Watermen cash in on surprising oyster haul
Friday, Dec. 23, 2005
As many as 20 boats this fall worked oyster bars in the lower Patuxent and as many as 12 boats were at the Broadneck Reserve in the middle Patuxent, newly opened for harvest.
With oysters commanding $35 a bushel, watermen often reached their daily limit of 30 bushels per two-person crew by 1 p.m.
News spread to the Eastern Shore. Workboats from Smith Island, Hoopers Island, Crisfield and Tilghman Island joined in on the action. Most make the daily commute across the sometimes-choppy Chesapeake Bay.
‘‘It’s amazing. Last year they weren’t catching eight or nine bushels” a day, said Tommy Crowder, a waterman from McKay’s Beach. He and his partner Sheldon Russell have been landing 100 bushels a week using a patent tonger, which is a mechanical device that scrapes the oyster beds.
The Broadneck Reserve, which opened for hand-tonging harvest on Nov. 14, has yielded 700 bushels, said Tommy Zinn, a Lusby waterman who has been monitoring the harvests on behalf of the Oyster Recovery Project, the agency that coordinated the efforts to seed the beds.
‘‘They’re in very good shape,” with many of the oysters exceeding the minimum length of 3 inches, he said.
Thomas ‘‘Dusty” Welch, 85, got a bushel from the reserve using hand tongs — long-handled claws that river down through the water to oyster beds — which is not an easy task. ‘‘That’s a young man’s job. It’s hard work,” Welch said. The reserve has pretty much been picked over, he said, but the initial oysters were good sized.
Welch, a lifelong resident of the waterside town of Benedict, starting plying the waters of the Patuxent when he was 13 years old, alongside his father, who was a waterman.
He may go out again, but with the weather turning, he said he’ll catch just enough for dinner for him and his wife, Margaret. But ‘‘if they ain’t good, I won’t go out any more.”
George Abbe, a scientist with Morgan State University Estuarine Research Center who has been monitoring the health of the bivalves, estimates there are 2,000 bushels in the reserve. About half will be taken this season, he said. Oyster season runs through the spring.
Chris Judy, a scientist with the Maryland Department of Natural Resources, was impressed with the reserve’s yield. ‘‘Based on preliminary reports of 700 bushels, Broadneck will significantly contribute to the Patuxent River harvest,” Judy said.
Perhaps more reserves should be created, said Zinn, who is president of the Calvert County Watermen’s Association. ‘‘It would be nice if we had other reserves to work,” he said.
Eastern Shore watermen unfamiliar with the river have been following Harry Huseman, a lifelong St. Mary’s County waterman, to see where he’s going to work. ‘‘They don’t know the oyster bars like Captain Harry,” Crowder said. ‘‘He can’t go out without a small pack of boats following him.’’

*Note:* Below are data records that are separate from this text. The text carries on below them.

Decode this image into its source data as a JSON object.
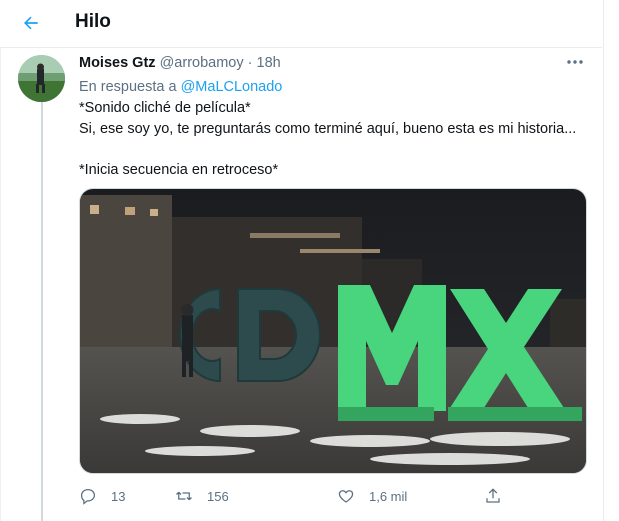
{
  "header": {
    "title": "Hilo",
    "back_icon": "arrow-left-icon"
  },
  "tweet": {
    "author_name": "Moises Gtz",
    "author_handle": "@arrobamoy",
    "separator": "·",
    "time": "18h",
    "reply_prefix": "En respuesta a",
    "reply_to": "@MaLCLonado",
    "lines": [
      "*Sonido cliché de película*",
      "Si, ese soy yo, te preguntarás como terminé aquí, bueno esta es mi historia...",
      "*Inicia secuencia en retroceso*"
    ],
    "media": {
      "sign_letters": "CDMX"
    },
    "stats": {
      "replies": "13",
      "retweets": "156",
      "likes": "1,6 mil"
    }
  },
  "colors": {
    "accent": "#1da1f2",
    "muted": "#5b7083",
    "text": "#0f1419",
    "border": "#e6ecf0"
  }
}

Huseman, regarded by many as the oldest full-time waterman on the Patuxent, doesn’t mind. ‘‘There’s an old saying, ‘Everybody’s got to be somewhere,’” he said with a chuckle.
Huseman’s day starts at 6:30 a.m. when he leaves his waterfront home. He works until around noon and calls it a day. ‘‘That’s it. I’m bushed by that time,’’ Huseman said.
It’s not as if he’s a fresh-scrubbed youngster. ‘‘I can’t keep up with the young ones any more. I’m going on 82. I gotta slow down.”
Now it’s time for the hard work.
‘‘The gravy’s gone,’’ Crowder said, meaning the most productive beds have been worked over. ‘‘Now you gotta go back and start grinding’’ the beds that have already been harvested.
Southern Maryland was once home to a thriving oyster industry. Packing houses could be found in Calvert, Charles and St. Mary’s to process them. The reputation of the Patuxent River’s shellfish was well known, Welch said. ‘‘They were the best oysters around.’’
Records going back to 1962 indicate 1972’s harvest from the Patuxent was the biggest: 236,453 bushels. By 2000, a mere 600 bushels were pulled from the river.
Crowder said he found many undersized oysters while working the bars. That could bode well for future harvests, if disease doesn’t once again reappear and decimate the young shellfish.
‘‘It’s probably the most little oysters I’ve seen in years,’’ Crowder said. ‘‘But we’ve had this before and we get let down time and time again.’’
Like his father, Crowder is a full-time waterman. Come January, he’ll start getting his fish traps ready for the coming season.
‘‘For most of the oystermen, they get it in their mind you never count on oysters for a living,’’ he said. ‘‘I make my year from fishing. If I catch oysters, it’s a bonus on top of that. That’s why there’s so few people left oystering.’’